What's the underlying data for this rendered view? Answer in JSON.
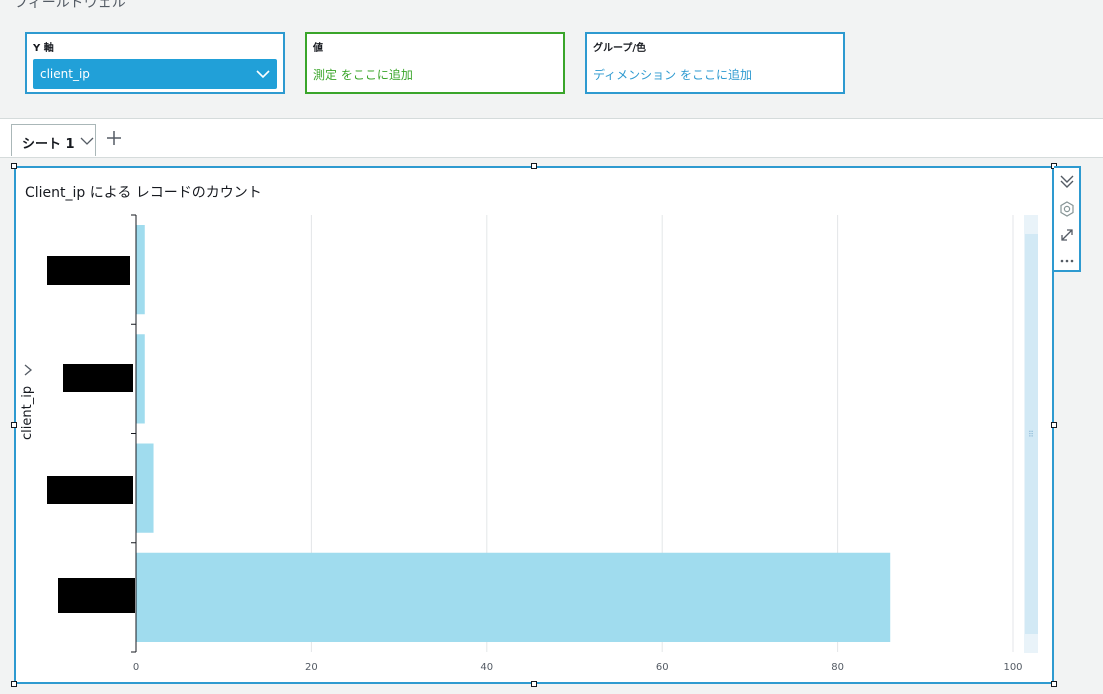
{
  "field_wells": {
    "title": "フィールドウェル",
    "y_axis": {
      "label": "Y 軸",
      "field": "client_ip"
    },
    "value": {
      "label": "値",
      "hint": "測定 をここに追加"
    },
    "group": {
      "label": "グループ/色",
      "hint": "ディメンション をここに追加"
    }
  },
  "sheet_tabs": [
    {
      "label": "シート 1"
    }
  ],
  "visual": {
    "title": "Client_ip による レコードのカウント",
    "y_axis_title": "client_ip"
  },
  "colors": {
    "accent": "#2e9ad0",
    "bar": "#a0dcee",
    "value_well": "#3aa52a"
  },
  "icons": [
    "chevron-down-icon",
    "plus-icon",
    "collapse-icon",
    "gear-icon",
    "expand-icon",
    "more-icon",
    "chevron-right-icon"
  ],
  "chart_data": {
    "type": "bar",
    "orientation": "horizontal",
    "title": "Client_ip による レコードのカウント",
    "ylabel": "client_ip",
    "xlabel": "",
    "categories": [
      "",
      "",
      "",
      ""
    ],
    "category_labels_redacted": true,
    "values": [
      1,
      1,
      2,
      86
    ],
    "xlim": [
      0,
      100
    ],
    "x_ticks": [
      0,
      20,
      40,
      60,
      80,
      100
    ],
    "x_tick_labels": [
      "0",
      "20",
      "40",
      "60",
      "80",
      "100"
    ],
    "grid": true
  }
}
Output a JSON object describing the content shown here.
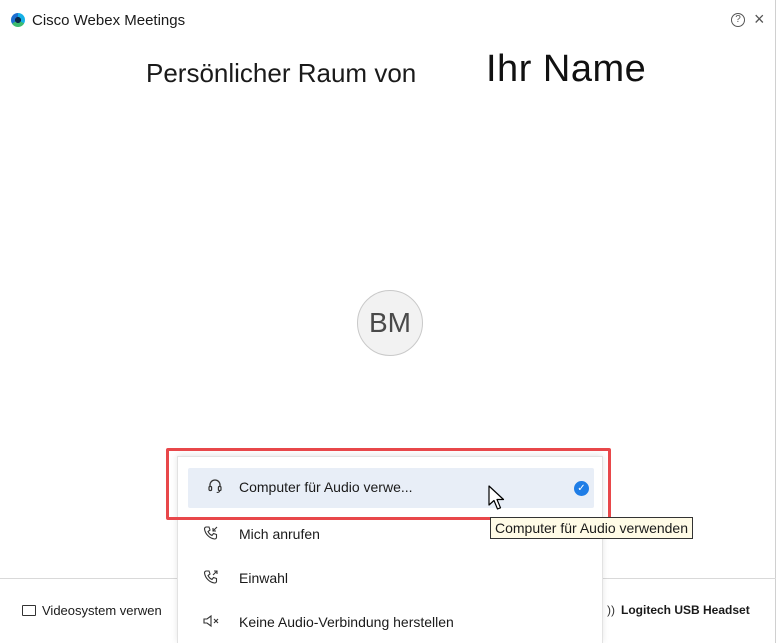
{
  "window": {
    "title": "Cisco Webex Meetings"
  },
  "room": {
    "label": "Persönlicher Raum von",
    "name": "Ihr Name"
  },
  "avatar": {
    "initials": "BM"
  },
  "audio_menu": {
    "items": [
      {
        "label": "Computer für Audio verwe...",
        "icon": "headset-icon",
        "selected": true
      },
      {
        "label": "Mich anrufen",
        "icon": "call-me-icon",
        "selected": false
      },
      {
        "label": "Einwahl",
        "icon": "dial-in-icon",
        "selected": false
      },
      {
        "label": "Keine Audio-Verbindung herstellen",
        "icon": "no-audio-icon",
        "selected": false
      }
    ]
  },
  "tooltip": {
    "text": "Computer für Audio verwenden"
  },
  "bottom_bar": {
    "video_system": "Videosystem verwen",
    "audio_device": "Logitech USB Headset"
  },
  "colors": {
    "accent": "#1f7de6",
    "selected_bg": "#e8eef7",
    "highlight": "#e8474a",
    "tooltip_bg": "#fffbe6"
  }
}
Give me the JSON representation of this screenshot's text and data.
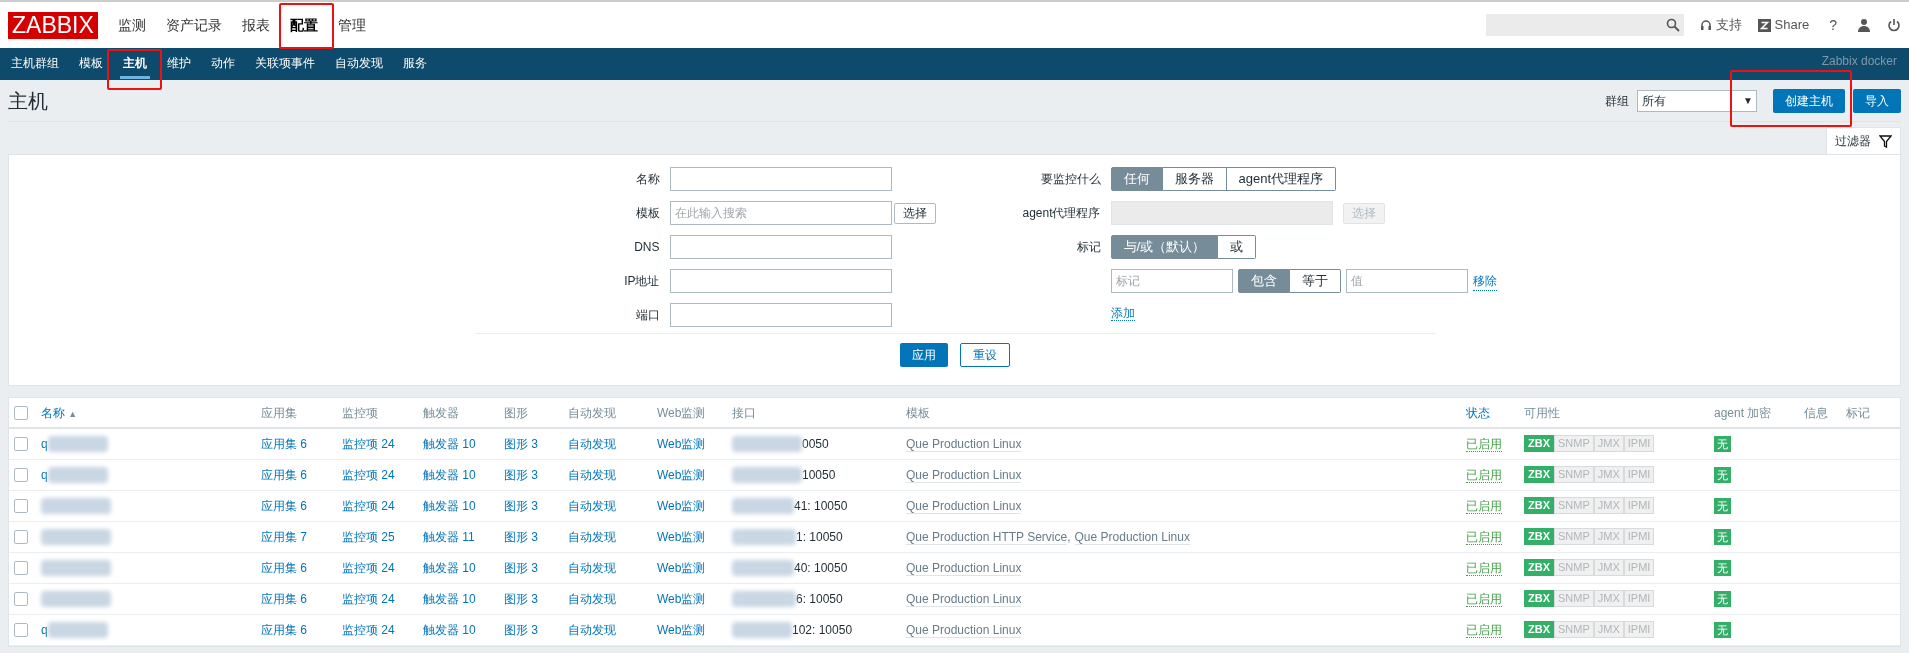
{
  "top_nav": {
    "logo": "ZABBIX",
    "menu": [
      {
        "label": "监测",
        "selected": false
      },
      {
        "label": "资产记录",
        "selected": false
      },
      {
        "label": "报表",
        "selected": false
      },
      {
        "label": "配置",
        "selected": true
      },
      {
        "label": "管理",
        "selected": false
      }
    ],
    "support": "支持",
    "share": "Share",
    "help": "?"
  },
  "sub_nav": {
    "items": [
      {
        "label": "主机群组",
        "selected": false
      },
      {
        "label": "模板",
        "selected": false
      },
      {
        "label": "主机",
        "selected": true
      },
      {
        "label": "维护",
        "selected": false
      },
      {
        "label": "动作",
        "selected": false
      },
      {
        "label": "关联项事件",
        "selected": false
      },
      {
        "label": "自动发现",
        "selected": false
      },
      {
        "label": "服务",
        "selected": false
      }
    ],
    "server_name": "Zabbix docker"
  },
  "page": {
    "title": "主机",
    "group_label": "群组",
    "group_value": "所有",
    "dropdown_arrow": "▼",
    "buttons": [
      {
        "label": "创建主机"
      },
      {
        "label": "导入"
      }
    ]
  },
  "filter_tab": {
    "label": "过滤器"
  },
  "filter": {
    "left": [
      {
        "label": "名称"
      },
      {
        "label": "模板",
        "placeholder": "在此输入搜索",
        "button": "选择"
      },
      {
        "label": "DNS"
      },
      {
        "label": "IP地址"
      },
      {
        "label": "端口"
      }
    ],
    "monitored_by": {
      "label": "要监控什么",
      "options": [
        {
          "label": "任何",
          "selected": true
        },
        {
          "label": "服务器",
          "selected": false
        },
        {
          "label": "agent代理程序",
          "selected": false
        }
      ]
    },
    "proxy": {
      "label": "agent代理程序",
      "button": "选择",
      "disabled": true
    },
    "tags": {
      "label": "标记",
      "operator": [
        {
          "label": "与/或（默认）",
          "selected": true
        },
        {
          "label": "或",
          "selected": false
        }
      ],
      "row": {
        "tag_placeholder": "标记",
        "match": [
          {
            "label": "包含",
            "selected": true
          },
          {
            "label": "等于",
            "selected": false
          }
        ],
        "value_placeholder": "值",
        "remove": "移除"
      },
      "add": "添加"
    },
    "apply": "应用",
    "reset": "重设"
  },
  "table": {
    "select_all_checked": false,
    "template_separator": ",",
    "columns": [
      {
        "label": "名称",
        "sort": "▲",
        "link": true
      },
      {
        "label": "应用集",
        "link": false
      },
      {
        "label": "监控项",
        "link": false
      },
      {
        "label": "触发器",
        "link": false
      },
      {
        "label": "图形",
        "link": false
      },
      {
        "label": "自动发现",
        "link": false
      },
      {
        "label": "Web监测",
        "link": false
      },
      {
        "label": "接口",
        "link": false
      },
      {
        "label": "模板",
        "link": false
      },
      {
        "label": "状态",
        "link": true
      },
      {
        "label": "可用性",
        "link": false
      },
      {
        "label": "agent 加密",
        "link": false
      },
      {
        "label": "信息",
        "link": false
      },
      {
        "label": "标记",
        "link": false
      }
    ],
    "rows": [
      {
        "checked": false,
        "name": "q",
        "applications": "应用集 6",
        "items": "监控项 24",
        "triggers": "触发器 10",
        "graphs": "图形 3",
        "discovery": "自动发现",
        "web": "Web监测",
        "interface": "0050",
        "templates": [
          "Que Production Linux"
        ],
        "status": "已启用",
        "availability": [
          {
            "label": "ZBX",
            "on": true
          },
          {
            "label": "SNMP",
            "on": false
          },
          {
            "label": "JMX",
            "on": false
          },
          {
            "label": "IPMI",
            "on": false
          }
        ],
        "encryption": "无"
      },
      {
        "checked": false,
        "name": "q",
        "applications": "应用集 6",
        "items": "监控项 24",
        "triggers": "触发器 10",
        "graphs": "图形 3",
        "discovery": "自动发现",
        "web": "Web监测",
        "interface": "10050",
        "templates": [
          "Que Production Linux"
        ],
        "status": "已启用",
        "availability": [
          {
            "label": "ZBX",
            "on": true
          },
          {
            "label": "SNMP",
            "on": false
          },
          {
            "label": "JMX",
            "on": false
          },
          {
            "label": "IPMI",
            "on": false
          }
        ],
        "encryption": "无"
      },
      {
        "checked": false,
        "applications": "应用集 6",
        "items": "监控项 24",
        "triggers": "触发器 10",
        "graphs": "图形 3",
        "discovery": "自动发现",
        "web": "Web监测",
        "interface": "41: 10050",
        "templates": [
          "Que Production Linux"
        ],
        "status": "已启用",
        "availability": [
          {
            "label": "ZBX",
            "on": true
          },
          {
            "label": "SNMP",
            "on": false
          },
          {
            "label": "JMX",
            "on": false
          },
          {
            "label": "IPMI",
            "on": false
          }
        ],
        "encryption": "无"
      },
      {
        "checked": false,
        "applications": "应用集 7",
        "items": "监控项 25",
        "triggers": "触发器 11",
        "graphs": "图形 3",
        "discovery": "自动发现",
        "web": "Web监测",
        "interface": "1: 10050",
        "templates": [
          "Que Production HTTP Service",
          "Que Production Linux"
        ],
        "status": "已启用",
        "availability": [
          {
            "label": "ZBX",
            "on": true
          },
          {
            "label": "SNMP",
            "on": false
          },
          {
            "label": "JMX",
            "on": false
          },
          {
            "label": "IPMI",
            "on": false
          }
        ],
        "encryption": "无"
      },
      {
        "checked": false,
        "applications": "应用集 6",
        "items": "监控项 24",
        "triggers": "触发器 10",
        "graphs": "图形 3",
        "discovery": "自动发现",
        "web": "Web监测",
        "interface": "40: 10050",
        "templates": [
          "Que Production Linux"
        ],
        "status": "已启用",
        "availability": [
          {
            "label": "ZBX",
            "on": true
          },
          {
            "label": "SNMP",
            "on": false
          },
          {
            "label": "JMX",
            "on": false
          },
          {
            "label": "IPMI",
            "on": false
          }
        ],
        "encryption": "无"
      },
      {
        "checked": false,
        "applications": "应用集 6",
        "items": "监控项 24",
        "triggers": "触发器 10",
        "graphs": "图形 3",
        "discovery": "自动发现",
        "web": "Web监测",
        "interface": "6: 10050",
        "templates": [
          "Que Production Linux"
        ],
        "status": "已启用",
        "availability": [
          {
            "label": "ZBX",
            "on": true
          },
          {
            "label": "SNMP",
            "on": false
          },
          {
            "label": "JMX",
            "on": false
          },
          {
            "label": "IPMI",
            "on": false
          }
        ],
        "encryption": "无"
      },
      {
        "checked": false,
        "name": "q",
        "applications": "应用集 6",
        "items": "监控项 24",
        "triggers": "触发器 10",
        "graphs": "图形 3",
        "discovery": "自动发现",
        "web": "Web监测",
        "interface": "102: 10050",
        "templates": [
          "Que Production Linux"
        ],
        "status": "已启用",
        "availability": [
          {
            "label": "ZBX",
            "on": true
          },
          {
            "label": "SNMP",
            "on": false
          },
          {
            "label": "JMX",
            "on": false
          },
          {
            "label": "IPMI",
            "on": false
          }
        ],
        "encryption": "无"
      }
    ]
  }
}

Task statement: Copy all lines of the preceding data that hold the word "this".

Response box:
What's the underlying data for this rendered view? Answer in JSON.
Give me the JSON representation of this screenshot's text and data.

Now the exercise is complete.